▶ Your task: Every line in the data below that has the word "name" should be returned.

Dataset rows for apps and sites
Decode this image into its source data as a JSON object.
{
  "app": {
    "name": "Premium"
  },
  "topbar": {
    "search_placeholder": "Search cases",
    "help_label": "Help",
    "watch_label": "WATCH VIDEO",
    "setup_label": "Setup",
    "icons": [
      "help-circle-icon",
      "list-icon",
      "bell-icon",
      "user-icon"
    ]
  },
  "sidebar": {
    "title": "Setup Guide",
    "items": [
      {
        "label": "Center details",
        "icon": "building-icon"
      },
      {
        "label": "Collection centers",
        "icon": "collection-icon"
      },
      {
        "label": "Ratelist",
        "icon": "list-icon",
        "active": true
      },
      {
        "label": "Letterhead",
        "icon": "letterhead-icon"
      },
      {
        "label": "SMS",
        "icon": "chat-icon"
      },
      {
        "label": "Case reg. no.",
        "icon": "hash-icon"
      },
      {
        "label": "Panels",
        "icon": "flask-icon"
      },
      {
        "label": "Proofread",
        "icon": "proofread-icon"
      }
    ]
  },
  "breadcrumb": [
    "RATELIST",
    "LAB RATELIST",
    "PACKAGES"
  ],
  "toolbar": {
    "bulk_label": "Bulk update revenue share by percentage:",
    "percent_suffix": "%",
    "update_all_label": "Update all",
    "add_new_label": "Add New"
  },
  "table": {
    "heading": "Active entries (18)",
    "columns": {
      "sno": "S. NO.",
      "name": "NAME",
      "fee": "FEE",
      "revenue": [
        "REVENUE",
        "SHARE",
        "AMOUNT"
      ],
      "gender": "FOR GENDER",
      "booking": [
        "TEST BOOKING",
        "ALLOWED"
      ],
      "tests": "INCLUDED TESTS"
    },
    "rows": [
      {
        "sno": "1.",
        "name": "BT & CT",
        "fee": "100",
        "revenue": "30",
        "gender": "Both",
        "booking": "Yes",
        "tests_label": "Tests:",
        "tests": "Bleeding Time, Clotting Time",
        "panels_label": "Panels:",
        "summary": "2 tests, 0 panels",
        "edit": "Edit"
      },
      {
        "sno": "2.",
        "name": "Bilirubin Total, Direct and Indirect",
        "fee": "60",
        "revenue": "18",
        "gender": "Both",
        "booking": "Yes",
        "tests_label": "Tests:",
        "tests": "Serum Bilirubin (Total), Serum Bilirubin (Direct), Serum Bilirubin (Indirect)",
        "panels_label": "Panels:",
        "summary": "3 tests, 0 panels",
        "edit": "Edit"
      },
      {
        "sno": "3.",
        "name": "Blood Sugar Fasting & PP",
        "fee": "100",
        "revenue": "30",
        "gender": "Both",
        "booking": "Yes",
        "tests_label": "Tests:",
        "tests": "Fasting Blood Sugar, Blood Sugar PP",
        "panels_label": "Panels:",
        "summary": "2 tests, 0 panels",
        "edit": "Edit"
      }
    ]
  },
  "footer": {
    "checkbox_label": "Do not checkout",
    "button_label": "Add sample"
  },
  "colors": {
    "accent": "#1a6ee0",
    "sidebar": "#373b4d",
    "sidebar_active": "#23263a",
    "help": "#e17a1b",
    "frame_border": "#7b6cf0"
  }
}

▶ Answer section:
    "name": "Premium"
      "name": "NAME",
        "name": "BT & CT",
        "name": "Bilirubin Total, Direct and Indirect",
        "name": "Blood Sugar Fasting & PP",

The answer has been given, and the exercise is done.